|StorageSite||UCL Institute of Education|
|AdminHistory||The schools established by the Girls' Public Day School Company (GPDSC) were designed to be academic high schools for girls of all classes to provide a high standard of academic education, together with moral and religious education. School fees were kept low and schools were expected to become self-supporting, though the GPDSC Council maintained overall control of curriculum and finance. The policy of the Council, the executive body of the GPDSC, was to only found a school were it was most needed, with a local committee being formed and funded by shares taken up by local people. The first school opened at Durham House, Chelsea in January 1873 (later Kensington High School) with 16 pupils. |
Most schools were organised into three departments, preparatory, junior, and senior. A kindergarten was opened in most preparatory departments. Initially schools only taught girls in the mornings and afternoons were free. The senior departments taught classes in ancient and modern languages, history, mathematics, elements of moral science and logic, physiology as applied to the laws of health, and elementary economics. The schools were fitted with laboratories with the most advanced scientific equipment.
The schools played down domestic subjects while encouraging social service, though in the early 20th century many schools offered domestic science classes for pupils over 18. Some schools also offered other specialised further education courses, such as Belvedere which had a specialised arts and crafts course for students over 18. Most the schools offered provision for student teachers and some had separate teacher training Departments.

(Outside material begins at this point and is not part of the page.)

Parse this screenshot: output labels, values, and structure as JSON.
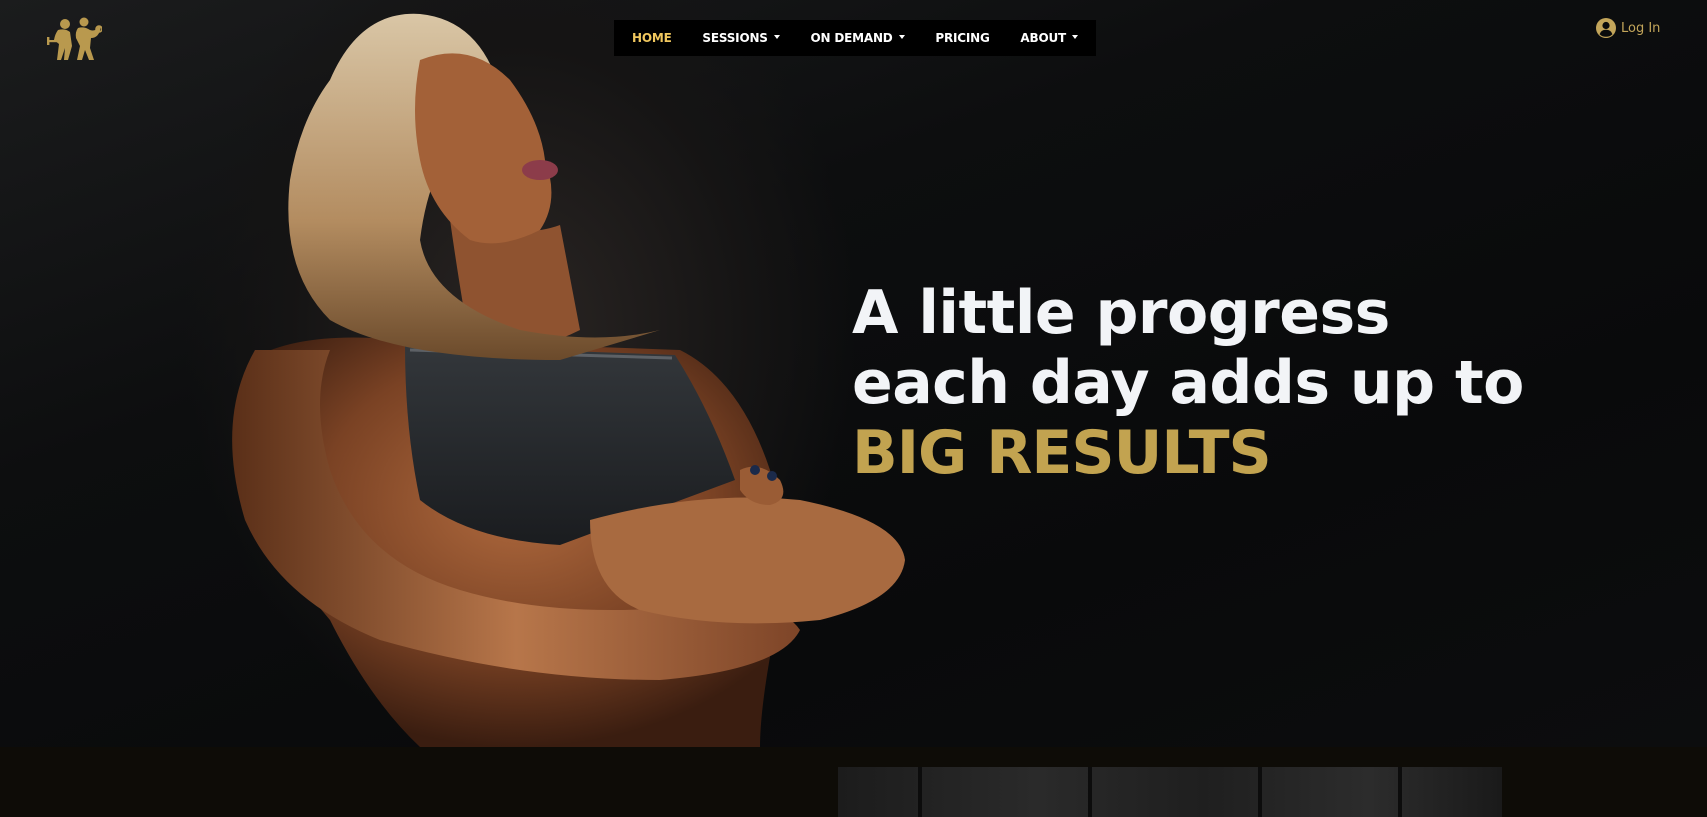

The schools were day schools but most of the schools also ran boarding houses. Initially these were run by individuals and later became licensed by the Council at the turn of the 20th century. By 1902 the following schools (which appear in this series) had boarding houses licensed by the Council, Bath, Blackheath, Brighton and Hove, Croydon, Ipswich, Liverpool (later Belvedere), Norwich, Notting Hill and Bayswater (later Notting Hill and Ealing), Oxford, Portsmouth, Sheffield, Shrewsbury, Streatham Hill and Brixton (later Clapham and Streatham Hill), and Wimbledon. Most boarding houses were closed by the end of World War Two, but some continued into the late 1970s.